**What you need to do:** Where a line below holds the string "icon", that line goes into the answer.

**Records for the exercise:**

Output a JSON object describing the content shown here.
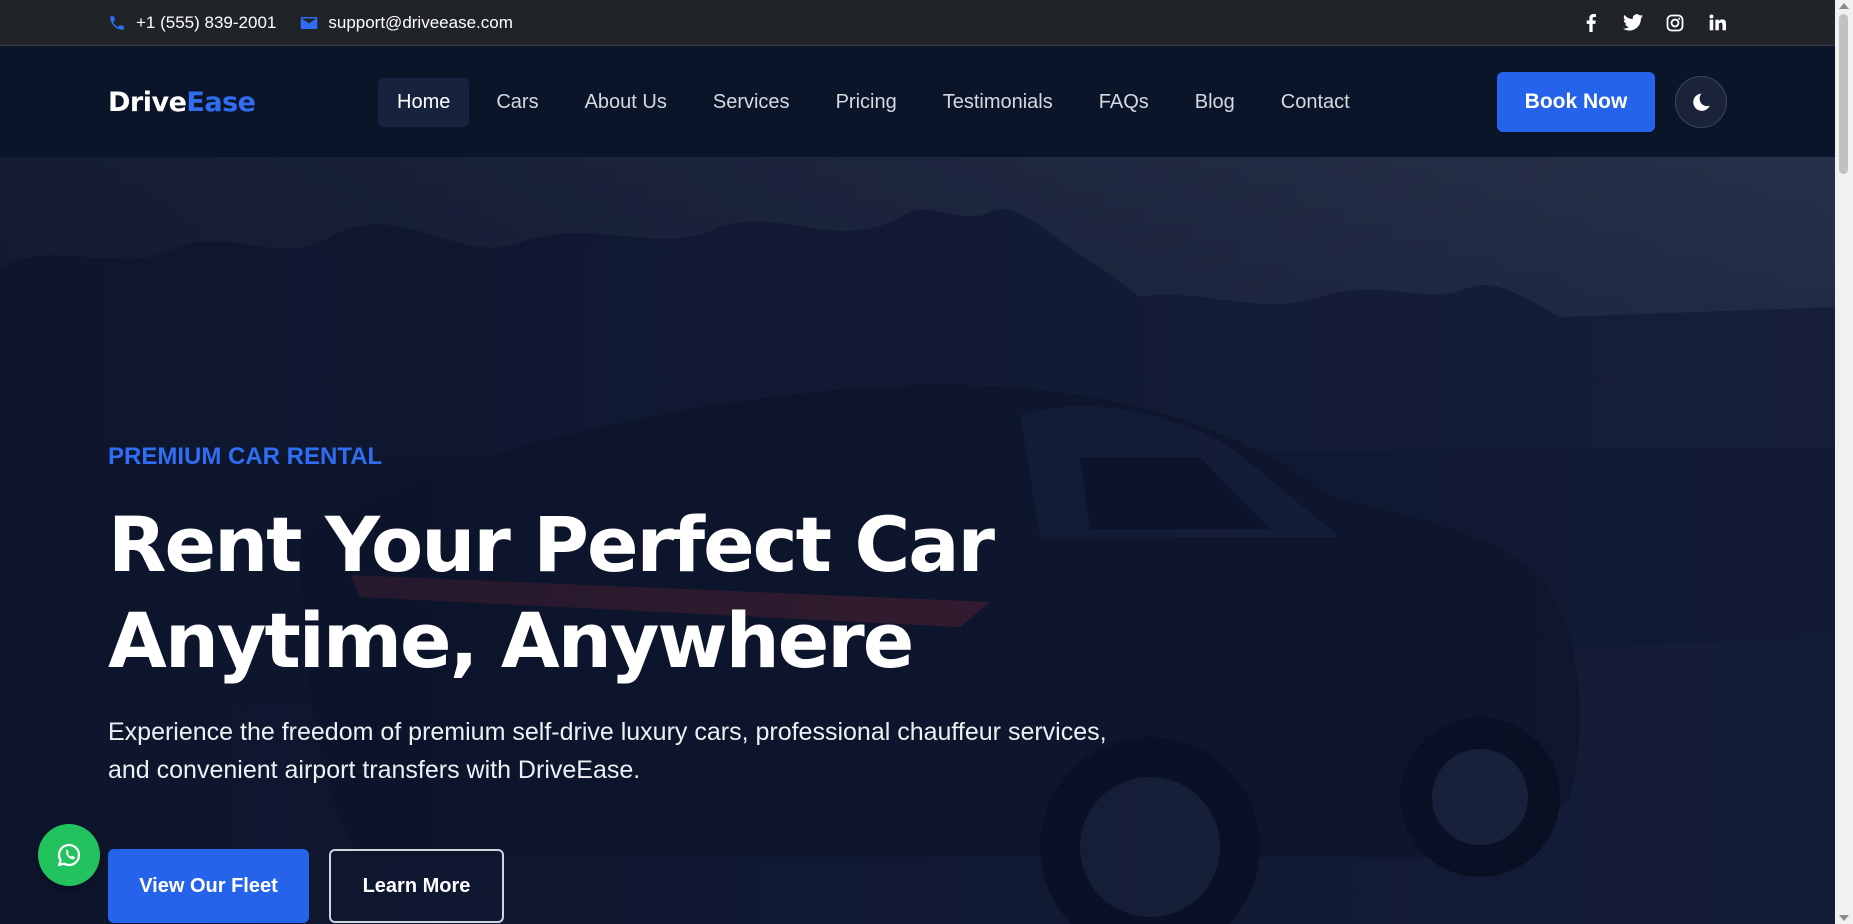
{
  "topbar": {
    "phone": "+1 (555) 839-2001",
    "email": "support@driveease.com",
    "socials": [
      "facebook-icon",
      "twitter-icon",
      "instagram-icon",
      "linkedin-icon"
    ]
  },
  "brand": {
    "part1": "Drive",
    "part2": "Ease",
    "accent": "#2f6df2"
  },
  "nav": {
    "items": [
      {
        "label": "Home",
        "active": true
      },
      {
        "label": "Cars"
      },
      {
        "label": "About Us"
      },
      {
        "label": "Services"
      },
      {
        "label": "Pricing"
      },
      {
        "label": "Testimonials"
      },
      {
        "label": "FAQs"
      },
      {
        "label": "Blog"
      },
      {
        "label": "Contact"
      }
    ],
    "book_label": "Book Now",
    "theme_icon": "moon-icon"
  },
  "hero": {
    "eyebrow": "PREMIUM CAR RENTAL",
    "headline_line1": "Rent Your Perfect Car",
    "headline_line2": "Anytime, Anywhere",
    "lead_line1": "Experience the freedom of premium self-drive luxury cars, professional chauffeur services,",
    "lead_line2": "and convenient airport transfers with DriveEase.",
    "primary_cta": "View Our Fleet",
    "secondary_cta": "Learn More"
  },
  "floating": {
    "whatsapp_icon": "whatsapp-icon"
  },
  "colors": {
    "primary": "#2563eb",
    "topbar_bg": "#202328",
    "nav_bg": "#0b1529",
    "whatsapp": "#22c35e"
  }
}
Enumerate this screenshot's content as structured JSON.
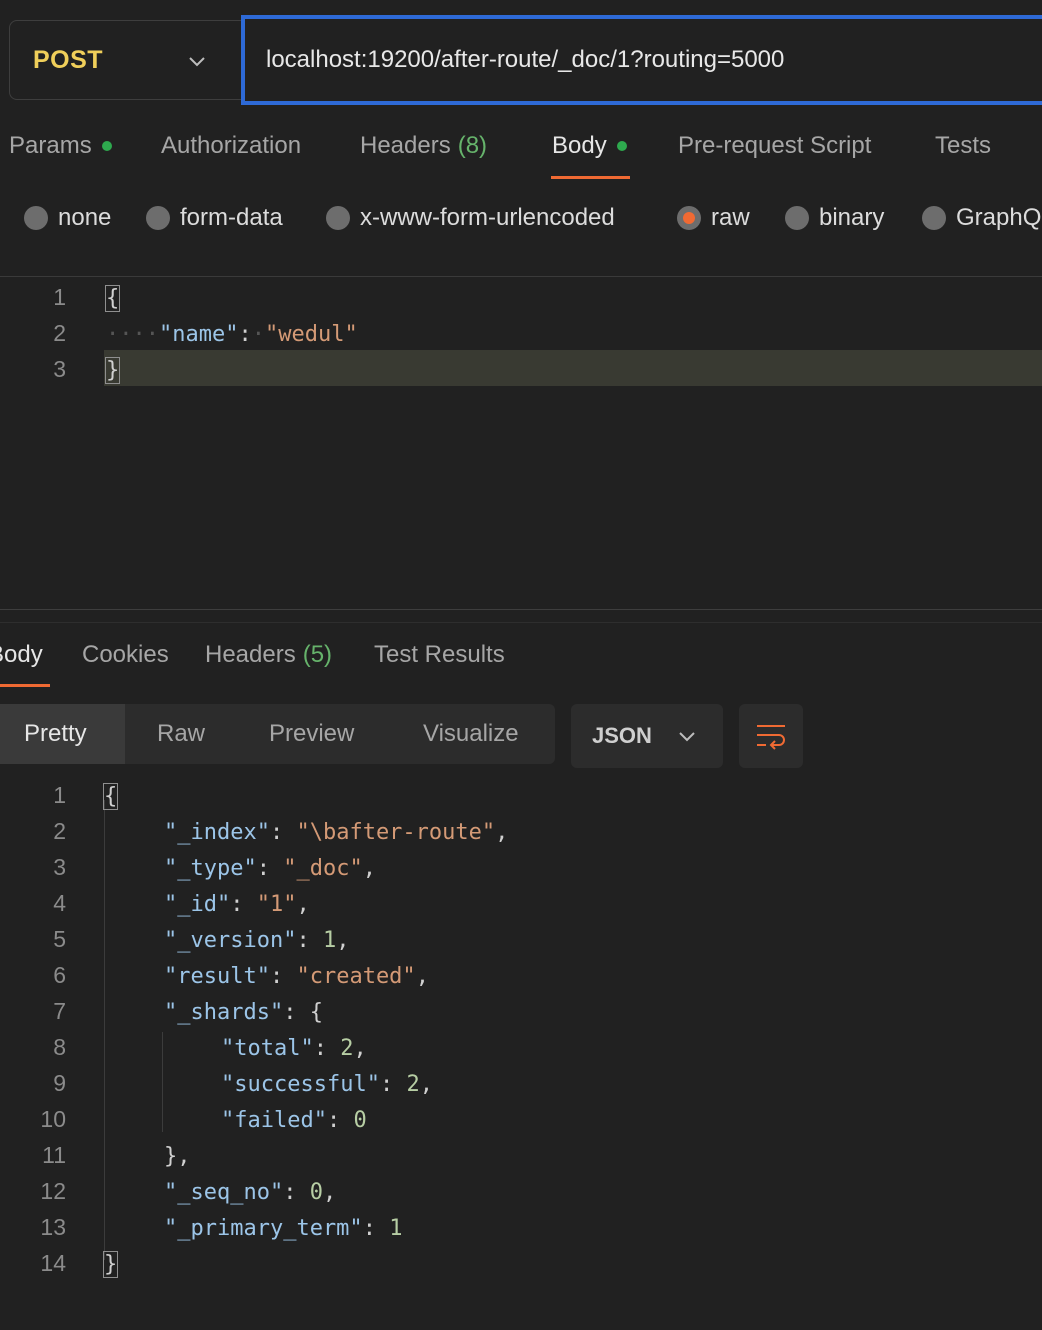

**Exercise result:**
      "facebook-icon",
      "twitter-icon",
      "instagram-icon",
      "linkedin-icon"
    "theme_icon": "moon-icon"
    "whatsapp_icon": "whatsapp-icon"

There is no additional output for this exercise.